WORK ORDER – The whole listing is to be printed again exactly.

######

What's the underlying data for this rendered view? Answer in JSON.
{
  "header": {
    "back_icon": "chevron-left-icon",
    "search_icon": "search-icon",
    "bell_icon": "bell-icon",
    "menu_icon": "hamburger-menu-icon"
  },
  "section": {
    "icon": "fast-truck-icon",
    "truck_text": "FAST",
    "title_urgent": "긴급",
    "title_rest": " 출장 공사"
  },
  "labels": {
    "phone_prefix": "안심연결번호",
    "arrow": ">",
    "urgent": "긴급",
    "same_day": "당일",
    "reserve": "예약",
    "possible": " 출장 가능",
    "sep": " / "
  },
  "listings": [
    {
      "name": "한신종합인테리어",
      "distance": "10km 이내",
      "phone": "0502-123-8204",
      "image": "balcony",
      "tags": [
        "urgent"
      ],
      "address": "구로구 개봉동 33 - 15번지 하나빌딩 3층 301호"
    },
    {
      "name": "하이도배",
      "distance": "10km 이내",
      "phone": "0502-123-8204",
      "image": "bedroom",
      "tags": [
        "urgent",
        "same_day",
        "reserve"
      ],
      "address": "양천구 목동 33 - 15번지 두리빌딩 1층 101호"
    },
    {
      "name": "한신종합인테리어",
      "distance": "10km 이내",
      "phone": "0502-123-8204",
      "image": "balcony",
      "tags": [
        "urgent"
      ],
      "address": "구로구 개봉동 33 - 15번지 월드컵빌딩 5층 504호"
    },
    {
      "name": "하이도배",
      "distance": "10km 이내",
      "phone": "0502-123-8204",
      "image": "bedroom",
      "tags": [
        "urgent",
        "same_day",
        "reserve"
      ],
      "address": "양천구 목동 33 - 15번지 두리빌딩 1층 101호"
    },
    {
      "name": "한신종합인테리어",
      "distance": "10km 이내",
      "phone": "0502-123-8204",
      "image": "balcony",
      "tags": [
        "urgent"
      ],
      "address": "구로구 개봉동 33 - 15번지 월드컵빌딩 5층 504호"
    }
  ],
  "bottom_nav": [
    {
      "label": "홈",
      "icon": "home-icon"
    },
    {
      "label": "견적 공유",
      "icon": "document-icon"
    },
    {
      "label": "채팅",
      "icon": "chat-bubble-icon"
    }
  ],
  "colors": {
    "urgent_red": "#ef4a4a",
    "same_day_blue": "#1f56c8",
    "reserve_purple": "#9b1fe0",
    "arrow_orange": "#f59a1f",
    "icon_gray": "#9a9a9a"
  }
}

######

ANSWER TO THE PROBLEM –
What's the underlying data for this rendered view? Answer in JSON.
{
  "header": {
    "back_icon": "chevron-left-icon",
    "search_icon": "search-icon",
    "bell_icon": "bell-icon",
    "menu_icon": "hamburger-menu-icon"
  },
  "section": {
    "icon": "fast-truck-icon",
    "truck_text": "FAST",
    "title_urgent": "긴급",
    "title_rest": " 출장 공사"
  },
  "labels": {
    "phone_prefix": "안심연결번호",
    "arrow": ">",
    "urgent": "긴급",
    "same_day": "당일",
    "reserve": "예약",
    "possible": " 출장 가능",
    "sep": " / "
  },
  "listings": [
    {
      "name": "한신종합인테리어",
      "distance": "10km 이내",
      "phone": "0502-123-8204",
      "image": "balcony",
      "tags": [
        "urgent"
      ],
      "address": "구로구 개봉동 33 - 15번지 하나빌딩 3층 301호"
    },
    {
      "name": "하이도배",
      "distance": "10km 이내",
      "phone": "0502-123-8204",
      "image": "bedroom",
      "tags": [
        "urgent",
        "same_day",
        "reserve"
      ],
      "address": "양천구 목동 33 - 15번지 두리빌딩 1층 101호"
    },
    {
      "name": "한신종합인테리어",
      "distance": "10km 이내",
      "phone": "0502-123-8204",
      "image": "balcony",
      "tags": [
        "urgent"
      ],
      "address": "구로구 개봉동 33 - 15번지 월드컵빌딩 5층 504호"
    },
    {
      "name": "하이도배",
      "distance": "10km 이내",
      "phone": "0502-123-8204",
      "image": "bedroom",
      "tags": [
        "urgent",
        "same_day",
        "reserve"
      ],
      "address": "양천구 목동 33 - 15번지 두리빌딩 1층 101호"
    },
    {
      "name": "한신종합인테리어",
      "distance": "10km 이내",
      "phone": "0502-123-8204",
      "image": "balcony",
      "tags": [
        "urgent"
      ],
      "address": "구로구 개봉동 33 - 15번지 월드컵빌딩 5층 504호"
    }
  ],
  "bottom_nav": [
    {
      "label": "홈",
      "icon": "home-icon"
    },
    {
      "label": "견적 공유",
      "icon": "document-icon"
    },
    {
      "label": "채팅",
      "icon": "chat-bubble-icon"
    }
  ],
  "colors": {
    "urgent_red": "#ef4a4a",
    "same_day_blue": "#1f56c8",
    "reserve_purple": "#9b1fe0",
    "arrow_orange": "#f59a1f",
    "icon_gray": "#9a9a9a"
  }
}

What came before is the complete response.